KAMPALA, Sept 23 – At least 22,500 Ugandans were forced from their homes to make way for a British timber company, the aid agency Oxfam said in a report Thursday calling for an investigation into alleged abuses.,
London-based New Forests Company signed a deal with Ugandan authorities to develop 20,000 hectares of timber plantations in 2004, resulting in often violent evictions from the Namwasa and Luwunga forest reserves, Oxfam said.
“The people evicted from the land are desperate, having been driven into poverty and landlessness,” the report read, noting evictions stopped in July 2010.
“In some instances they say they were subjected to violence and their property, crops, and livestock destroyed,” it added.
While both Ugandan officials and the company say that the people were living illegally on the land, many of those evicted claim they were granted the right to live there by previous governments decades ago.
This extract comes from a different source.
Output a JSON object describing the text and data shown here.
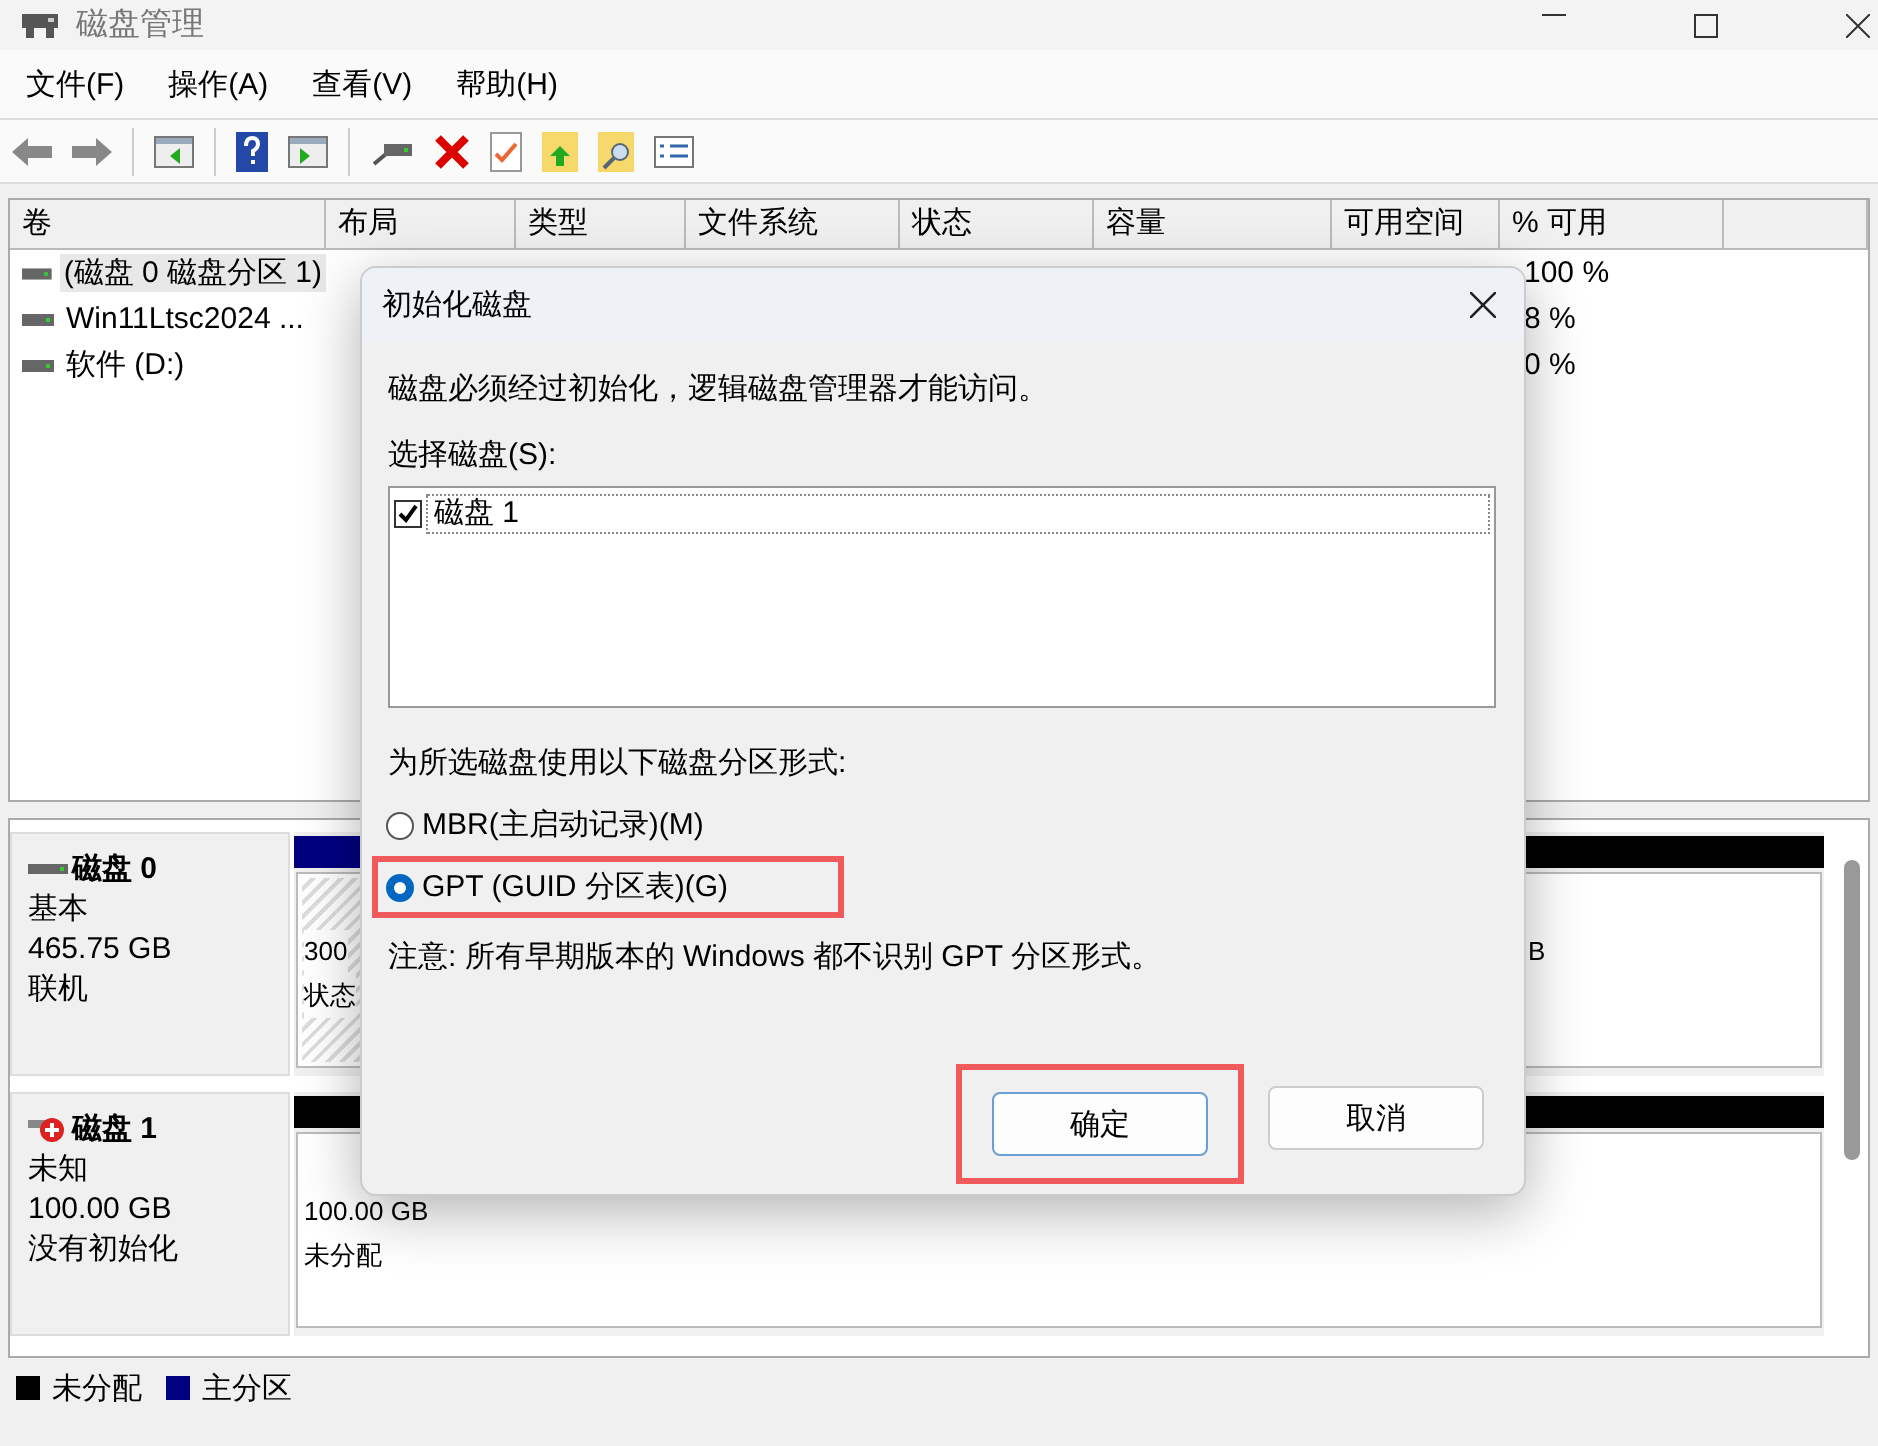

“When they told us to leave, many had nowhere to go, so we resisted. We were evicted in a violent way. (Armed men) slashed my banana plantation and destroyed my home,” one mother of eight told Oxfam.
Despite hopes local residents would receive compensation or be resettled, and a 2009 court injunction stopping the evictions, none of the displaced people received compensation, the report says.
“I have lost what I owned. Where I am now, my kids cry every day. I cannot sustain them and they do not go to school. Even eating has become a problem,” another former resident told Oxfam.
Founded in 2004 and part owned by HSBC bank, New Forests Company aims to become the biggest forester in East Africa and has received a 5 million euro ($6.7 million) loan from the European Investment Bank to develop one of its Uganda plantations.
The company, which describes itself as “a sustainable and socially responsible” forestry company, is also active in Tanzania, Mozambique and, most recently, Rwanda.
Despite allegations from former residents that New Forests officials took part in the evictions, the company says the evictions were entirely carried out by the Ugandan authorities and were not violent.
“There were no incidences of injury, physical violence, or destruction of property during the voluntary vacation process that have been brought to the attention of (New Forests Company),” the firm wrote in a letter to Oxfam this month.
The company also says that the terms of its agreement with Uganda bar it from offering any compensation to the evicted people, the report said.
Ugandan officials insisted that the people had been living in the area illegally and denied that the evictions had been violent.
“These people were encroachers and were given notice … most of them moved out voluntarily,” Moses Watasa, a spokesman for the National Forestry Authority, told AFP.
Fewer than two hundred people living in the area had refused to move out and the police had been forced to intervene, Watasa said.
“I would not describe it as a violent eviction … by the deadline everyone had moved out,” Watasa said.